Water damage is one area where liability can be perplexing. Water damage in apartments can be a difficult issue to navigate, from wondering whether certain sources of water damage are covered by insurance to determining fault. If you are currently dealing with water damage in your apartment, you may want to act now rather than later.
Water damage is unpredictable, so it is critical to understand your renter rights and who is responsible for what in such an event. In general, a landlord is responsible for keeping the property in good condition and ensuring that the apartment is livable and functional. The landlord may refuse repairs or fail to address them in a timely manner, resulting in additional damage such as mold. Basic tenant rights principles are in place in the United States, and they outline who is liable for damages. Rent details differ by state, so check with your local housing authority.
CHECK YOUR LEASE

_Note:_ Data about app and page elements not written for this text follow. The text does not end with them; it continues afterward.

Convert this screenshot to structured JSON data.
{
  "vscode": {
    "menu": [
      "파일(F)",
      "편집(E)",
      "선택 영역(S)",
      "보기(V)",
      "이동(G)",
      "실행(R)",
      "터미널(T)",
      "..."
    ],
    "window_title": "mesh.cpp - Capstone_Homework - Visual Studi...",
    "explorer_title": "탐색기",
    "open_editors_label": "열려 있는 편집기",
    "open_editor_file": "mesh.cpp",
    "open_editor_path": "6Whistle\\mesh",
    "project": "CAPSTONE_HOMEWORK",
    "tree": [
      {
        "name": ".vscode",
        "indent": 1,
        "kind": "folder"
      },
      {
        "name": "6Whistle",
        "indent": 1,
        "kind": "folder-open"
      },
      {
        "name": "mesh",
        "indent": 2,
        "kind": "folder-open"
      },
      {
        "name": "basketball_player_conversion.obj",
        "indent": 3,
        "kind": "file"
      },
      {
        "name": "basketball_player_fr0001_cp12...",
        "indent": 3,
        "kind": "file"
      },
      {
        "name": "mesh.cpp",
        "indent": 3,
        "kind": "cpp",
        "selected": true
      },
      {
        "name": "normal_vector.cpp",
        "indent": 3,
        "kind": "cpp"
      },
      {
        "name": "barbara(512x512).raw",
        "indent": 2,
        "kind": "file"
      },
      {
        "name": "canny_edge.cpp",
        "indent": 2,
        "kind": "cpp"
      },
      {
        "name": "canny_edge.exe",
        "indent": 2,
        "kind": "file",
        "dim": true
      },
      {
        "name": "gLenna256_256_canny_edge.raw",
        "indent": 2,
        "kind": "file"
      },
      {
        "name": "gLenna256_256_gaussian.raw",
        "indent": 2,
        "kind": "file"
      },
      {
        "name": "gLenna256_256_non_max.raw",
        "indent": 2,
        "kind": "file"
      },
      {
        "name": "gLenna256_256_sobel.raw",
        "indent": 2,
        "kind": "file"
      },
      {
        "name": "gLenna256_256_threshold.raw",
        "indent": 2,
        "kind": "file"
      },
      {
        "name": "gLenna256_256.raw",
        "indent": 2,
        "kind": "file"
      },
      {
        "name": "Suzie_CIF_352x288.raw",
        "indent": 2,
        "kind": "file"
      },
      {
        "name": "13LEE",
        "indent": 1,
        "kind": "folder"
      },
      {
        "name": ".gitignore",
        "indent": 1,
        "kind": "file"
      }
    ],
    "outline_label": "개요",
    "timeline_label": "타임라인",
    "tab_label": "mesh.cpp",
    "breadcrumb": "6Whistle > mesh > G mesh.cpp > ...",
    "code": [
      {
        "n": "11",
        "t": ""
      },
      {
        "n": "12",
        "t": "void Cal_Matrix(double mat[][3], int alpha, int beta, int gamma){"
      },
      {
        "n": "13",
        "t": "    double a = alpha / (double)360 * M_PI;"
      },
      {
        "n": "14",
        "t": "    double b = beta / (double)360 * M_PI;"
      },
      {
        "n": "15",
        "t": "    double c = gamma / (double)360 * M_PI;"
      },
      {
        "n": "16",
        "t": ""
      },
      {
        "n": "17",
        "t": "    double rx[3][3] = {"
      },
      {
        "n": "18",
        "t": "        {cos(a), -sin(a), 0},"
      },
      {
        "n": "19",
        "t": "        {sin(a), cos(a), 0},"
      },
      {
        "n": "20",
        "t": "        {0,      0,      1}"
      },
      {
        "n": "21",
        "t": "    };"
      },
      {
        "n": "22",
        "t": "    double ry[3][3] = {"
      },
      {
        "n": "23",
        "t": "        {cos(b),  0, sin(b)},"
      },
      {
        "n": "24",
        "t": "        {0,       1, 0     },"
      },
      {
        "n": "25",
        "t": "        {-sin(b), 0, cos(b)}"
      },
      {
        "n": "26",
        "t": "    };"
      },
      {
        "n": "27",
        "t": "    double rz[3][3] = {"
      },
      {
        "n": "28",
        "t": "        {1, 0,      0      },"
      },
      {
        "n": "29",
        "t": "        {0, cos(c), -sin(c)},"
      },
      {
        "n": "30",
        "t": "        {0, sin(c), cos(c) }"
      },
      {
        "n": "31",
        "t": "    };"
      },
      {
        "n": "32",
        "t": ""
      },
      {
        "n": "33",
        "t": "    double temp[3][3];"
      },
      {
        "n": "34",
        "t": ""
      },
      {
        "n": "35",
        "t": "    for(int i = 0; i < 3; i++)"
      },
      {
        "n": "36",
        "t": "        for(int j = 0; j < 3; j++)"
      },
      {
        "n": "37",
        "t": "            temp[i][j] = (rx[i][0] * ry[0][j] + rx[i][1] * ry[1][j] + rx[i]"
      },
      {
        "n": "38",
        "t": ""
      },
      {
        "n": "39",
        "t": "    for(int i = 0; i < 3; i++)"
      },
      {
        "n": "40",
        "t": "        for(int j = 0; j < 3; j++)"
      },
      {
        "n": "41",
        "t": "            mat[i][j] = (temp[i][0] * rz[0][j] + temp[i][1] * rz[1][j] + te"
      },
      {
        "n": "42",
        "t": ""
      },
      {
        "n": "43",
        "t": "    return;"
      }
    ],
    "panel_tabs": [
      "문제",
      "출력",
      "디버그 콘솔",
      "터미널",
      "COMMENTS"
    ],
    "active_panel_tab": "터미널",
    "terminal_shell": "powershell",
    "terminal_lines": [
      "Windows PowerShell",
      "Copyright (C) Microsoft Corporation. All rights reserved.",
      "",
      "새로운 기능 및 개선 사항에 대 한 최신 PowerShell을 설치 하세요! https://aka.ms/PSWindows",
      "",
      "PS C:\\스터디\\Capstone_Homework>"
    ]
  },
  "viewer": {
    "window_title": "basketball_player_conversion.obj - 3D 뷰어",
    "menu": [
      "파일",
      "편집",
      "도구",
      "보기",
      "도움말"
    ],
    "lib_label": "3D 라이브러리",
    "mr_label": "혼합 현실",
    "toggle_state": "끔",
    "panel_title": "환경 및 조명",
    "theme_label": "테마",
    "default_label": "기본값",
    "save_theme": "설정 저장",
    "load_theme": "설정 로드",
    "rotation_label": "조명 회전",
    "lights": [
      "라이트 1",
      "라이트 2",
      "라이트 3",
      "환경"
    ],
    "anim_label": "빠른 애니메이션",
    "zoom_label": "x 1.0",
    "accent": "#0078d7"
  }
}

It’s critical to understand what your lease says about property damage. Most properties have property insurance, which will specify what types of damage are covered and which are not. Depending on the severity of the water damage, the lease may specify actions that must be taken. Is the tenant still required to pay the rent if the damage is severe and the apartment is unlivable? Is it possible for the landlord to evict the tenant, or is it possible for the tenant to cancel their lease without penalty? In most cases, if the damage is minor, the tenant will be unable to cancel the lease agreement. If the terms of property damage are not specified in the lease, talk to your landlord about who is responsible if water damage occurs.
INSURANCE FOR RENTERS
Accidents happen, which is why renters insurance is essential. Most places require it before you can move into an apartment. Depending on the plan you choose, coverage can range from building damage to personal property damage and may even cover the cost of lodging while repairs are being made.
RESPONSIBILITIES OF THE LANDLORD
The landlord is responsible for keeping the apartment in good working order and making it livable. The landlord is responsible for the maintenance of basic plumbing such as sinks, toilets, and tubs. Failure to maintain or repair these functions may result in property damage, for which the landlord is liable as a result of negligence.
PERSONAL BELONGINGS AND PROPERTY DAMAGE
Water damage to the structure, such as flooring, walls, and utilities, should be covered by the landlord’s property insurance. Personal property damage is the responsibility of the party at fault for the damage, which could be the tenant. For example, if a tenant leaves a faucet running and falls asleep, resulting in water damage.
Who is responsible?
There are numerous factors that contribute to this answer, but the first one to consider is who is to blame. Water damage in apartments is especially complicated because the culprit could be your landlord, you, or both. As unfair as it may appear, your landlord will not always have to foot the bill in the event of flooding caused by Mother Nature.
Your landlord is responsible for properly maintaining the building, and any consequences of failing to do so will fall into their lap. If, on the other hand, you leave the bathtub running and forget about it, you are to blame.
Keep this concept of fault in mind as we discuss other topics related to water damage and tenant rights, as it should serve as the lens through which subsequent steps are viewed. When it comes to apartment water damage, the at-fault party and the at-fault party’s insurer should bear the majority, if not all, of the burden.
Rights of Tenants
Responsibilities of the Landlord
First and foremost, your landlord is responsible for keeping the property in a habitable condition. This means they must perform routine maintenance as well as emergency and one-time repairs. Everything that happens as a result of their carelessness is their fault.
This means you are not liable if a worn-out pipe burst or your bathroom is not properly waterproofed.
This principle also applies to other parts of the building. For example, if your roof is worn out and springs a leak, that is their fault. The vast majority of problems that occur as a result of your landlord’s lack of thorough maintenance or failure to address an issue will be attributed to them.
However, this does not mean you can simply ignore the situation.
Responsibilities of the Tenant
As a tenant, you do have a role to play in this, and anyone who has ever dealt with a difficult landlord knows that, while it can be a huge pain, it is crucial. It is your responsibility to report any problems as they arise and to keep reporting them until they are resolved. Each communication should be documented, noting the date of the complaint or request, the form of communication, and the contents.
Furthermore, as the tenant, it is your responsibility to do everything possible to prevent an existing problem from worsening. This includes not only contacting your landlord for repairs but also taking steps like moving your belongings out of harm’s way or boarding up a broken window.